HOW TO COMPLETE THIS TASK
Below are entries. Pull out all lines containing "경우에는".

App and web page records
§ §
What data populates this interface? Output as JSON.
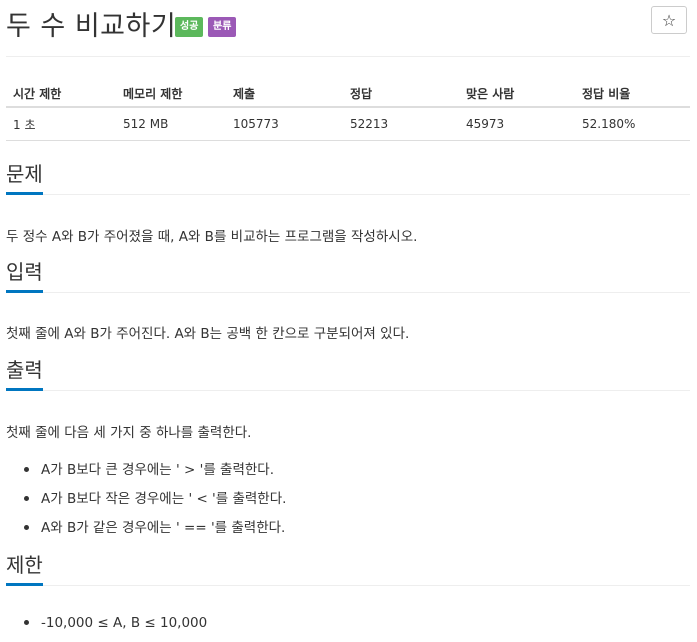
{
  "header": {
    "title": "두 수 비교하기",
    "badges": [
      "성공",
      "분류"
    ],
    "star_icon": "☆"
  },
  "info_table": {
    "headers": [
      "시간 제한",
      "메모리 제한",
      "제출",
      "정답",
      "맞은 사람",
      "정답 비율"
    ],
    "row": [
      "1 초",
      "512 MB",
      "105773",
      "52213",
      "45973",
      "52.180%"
    ]
  },
  "sections": {
    "problem": {
      "title": "문제",
      "text": "두 정수 A와 B가 주어졌을 때, A와 B를 비교하는 프로그램을 작성하시오."
    },
    "input": {
      "title": "입력",
      "text": "첫째 줄에 A와 B가 주어진다. A와 B는 공백 한 칸으로 구분되어져 있다."
    },
    "output": {
      "title": "출력",
      "text": "첫째 줄에 다음 세 가지 중 하나를 출력한다.",
      "items": [
        "A가 B보다 큰 경우에는 ' > '를 출력한다.",
        "A가 B보다 작은 경우에는 ' < '를 출력한다.",
        "A와 B가 같은 경우에는 ' == '를 출력한다."
      ]
    },
    "limit": {
      "title": "제한",
      "items": [
        "-10,000 ≤ A, B ≤ 10,000"
      ]
    }
  },
  "colors": {
    "accent": "#0076c0",
    "badge_success": "#5cb85c",
    "badge_category": "#9b59b6"
  }
}
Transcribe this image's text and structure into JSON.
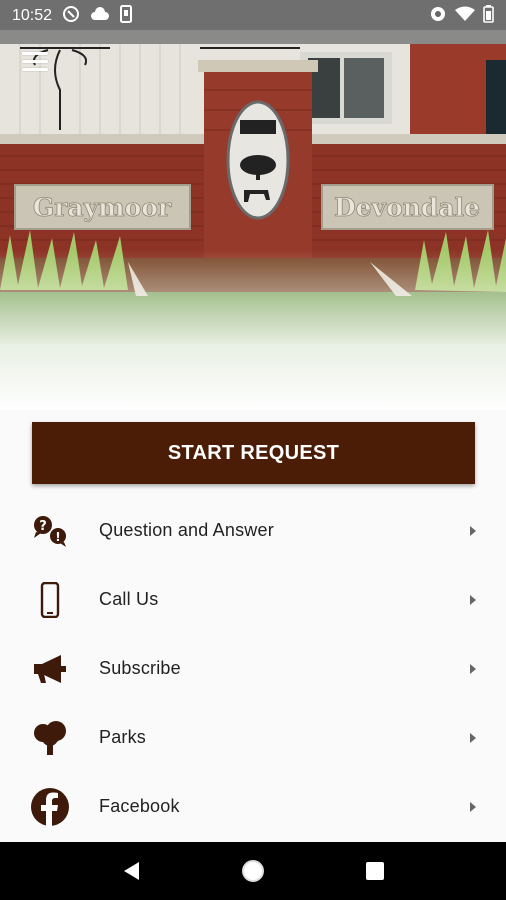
{
  "status": {
    "time": "10:52"
  },
  "hero": {
    "sign_left": "Graymoor",
    "sign_right": "Devondale"
  },
  "start_request_label": "START REQUEST",
  "menu": [
    {
      "label": "Question and Answer",
      "icon": "question-answer-icon"
    },
    {
      "label": "Call Us",
      "icon": "phone-icon"
    },
    {
      "label": "Subscribe",
      "icon": "megaphone-icon"
    },
    {
      "label": "Parks",
      "icon": "tree-icon"
    },
    {
      "label": "Facebook",
      "icon": "facebook-icon"
    }
  ],
  "colors": {
    "accent": "#4b1d06",
    "icon": "#3e1a0a"
  }
}
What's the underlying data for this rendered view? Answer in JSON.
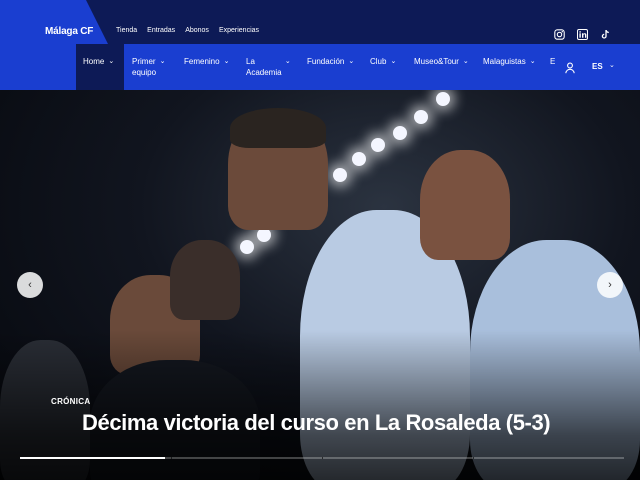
{
  "brand": {
    "name": "Málaga CF"
  },
  "top_links": [
    "Tienda",
    "Entradas",
    "Abonos",
    "Experiencias"
  ],
  "social_icons": [
    "instagram-icon",
    "linkedin-icon",
    "tiktok-icon"
  ],
  "nav": {
    "home": "Home",
    "items": [
      {
        "label_line1": "Primer",
        "label_line2": "equipo"
      },
      {
        "label_line1": "Femenino",
        "label_line2": ""
      },
      {
        "label_line1": "La",
        "label_line2": "Academia"
      },
      {
        "label_line1": "Fundación",
        "label_line2": ""
      },
      {
        "label_line1": "Club",
        "label_line2": ""
      },
      {
        "label_line1": "Museo&Tour",
        "label_line2": ""
      },
      {
        "label_line1": "Malaguistas",
        "label_line2": ""
      },
      {
        "label_line1": "E",
        "label_line2": ""
      }
    ],
    "language": "ES"
  },
  "hero": {
    "kicker": "CRÓNICA",
    "headline": "Décima victoria del curso en La Rosaleda (5-3)",
    "slide_progress": 0.24,
    "slide_count": 4
  },
  "colors": {
    "nav_blue": "#1a3ed0",
    "top_navy": "#0d1a56"
  }
}
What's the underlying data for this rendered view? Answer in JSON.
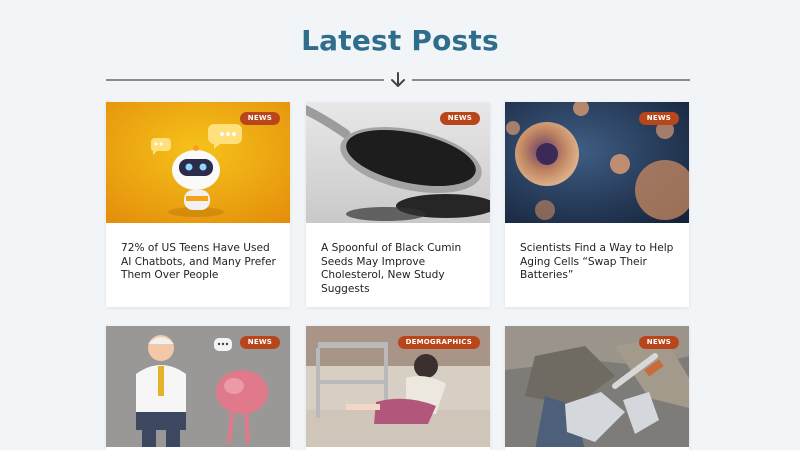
{
  "header": {
    "title": "Latest Posts",
    "arrow_icon": "arrow-down-icon"
  },
  "colors": {
    "title": "#2f6d8c",
    "badge": "#b8461a",
    "background": "#f2f5f8"
  },
  "posts": [
    {
      "category": "NEWS",
      "title": "72% of US Teens Have Used AI Chatbots, and Many Prefer Them Over People",
      "image": "robot-chatbot-illustration"
    },
    {
      "category": "NEWS",
      "title": "A Spoonful of Black Cumin Seeds May Improve Cholesterol, New Study Suggests",
      "image": "spoon-black-cumin-seeds"
    },
    {
      "category": "NEWS",
      "title": "Scientists Find a Way to Help Aging Cells “Swap Their Batteries”",
      "image": "cells-microscopy"
    },
    {
      "category": "NEWS",
      "title": "",
      "image": "elderly-man-and-brain-illustration"
    },
    {
      "category": "DEMOGRAPHICS",
      "title": "",
      "image": "woman-fallen-near-walker"
    },
    {
      "category": "NEWS",
      "title": "",
      "image": "hands-with-hammer-on-rocks"
    }
  ]
}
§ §
ANSWER TO THIS PROBLEM
        "A가 B보다 큰 경우에는 ' > '를 출력한다.",
        "A가 B보다 작은 경우에는 ' < '를 출력한다.",
        "A와 B가 같은 경우에는 ' == '를 출력한다."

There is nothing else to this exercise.